How does photodiode detect light?
LEDs can also be used as photodiodes because they can emit and sense light from their junction. All PN junctions are photosensitive and can be used in a photoconductive, undistorted voltage mode with the PN junction of the photodiode always reverse biased so that only the diodes can leak or dark current flow.
The working principle of a photodiode is that when a photon hits the diode with great energy, it forms an electron hole. This mechanism is also referred to as an internal photoelectric effect. When the absorption occurs in the barrier layer, the carriers are removed from the barrier layer by the built-in electric field of the barrier layer.

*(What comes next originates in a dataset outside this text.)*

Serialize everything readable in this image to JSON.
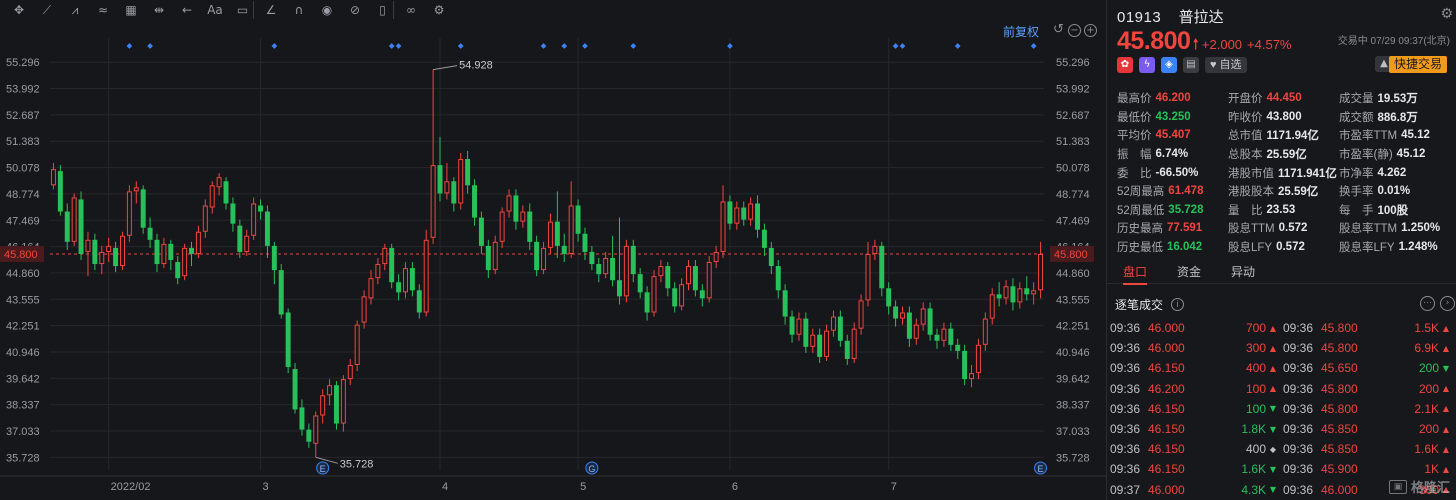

Therefore, holes in the region move toward the anode and electrons toward the cathode, and a photocurrent is generated. The total current through the diode is the sum of light failure and photocurrent. Therefore, the missing current must be reduced to maximize the sensitivity of the device.
How does photodiode respond to solar light?
Photodiodes are semiconductor devices that are designed to detect light and convert it into an electrical current. When exposed to solar light, which consists of a broad spectrum of wavelengths, photodiodes respond in the following manner:
1. Absorption of photons: Photodiodes are constructed with a light-sensitive semiconductor material, such as silicon. When photons from solar light interact with the semiconductor material, they can be absorbed by the material. The energy of the absorbed photons is transferred to the electrons in the material, promoting them to a higher energy state.
2. Generation of electron-hole pairs: The absorbed photons create electron-hole pairs within the semiconductor material. The energy from the photons causes electrons to break free from their atomic bonds, leaving behind positively charged holes. This process is known as photoexcitation or photogeneration.
3. Separation of charge carriers: The newly created electron-hole pairs become separated due to the internal electric field within the photodiode. The negatively charged electrons move toward the n-type region of the photodiode, while the positively charged holes move toward the p-type region.
4. Current flow: The separated charge carriers result in a flow of current within the photodiode. The magnitude of this photocurrent is proportional to the intensity of the incident solar light. The photocurrent can be measured and used to determine the light intensity or as a basis for further signal processing.
It’s important to note that photodiodes have a limited spectral range of sensitivity. Different types of photodiodes are optimized for specific wavelength ranges, and their responsivity varies across the spectrum. For example, silicon photodiodes are sensitive to visible and near-infrared light, while other materials, such as gallium arsenide or indium gallium arsenide, are used for extended sensitivity into the infrared range.
By utilizing the response of photodiodes to solar light, they are commonly employed in various applications, including solar energy monitoring, light sensing, optical communication systems, and environmental monitoring.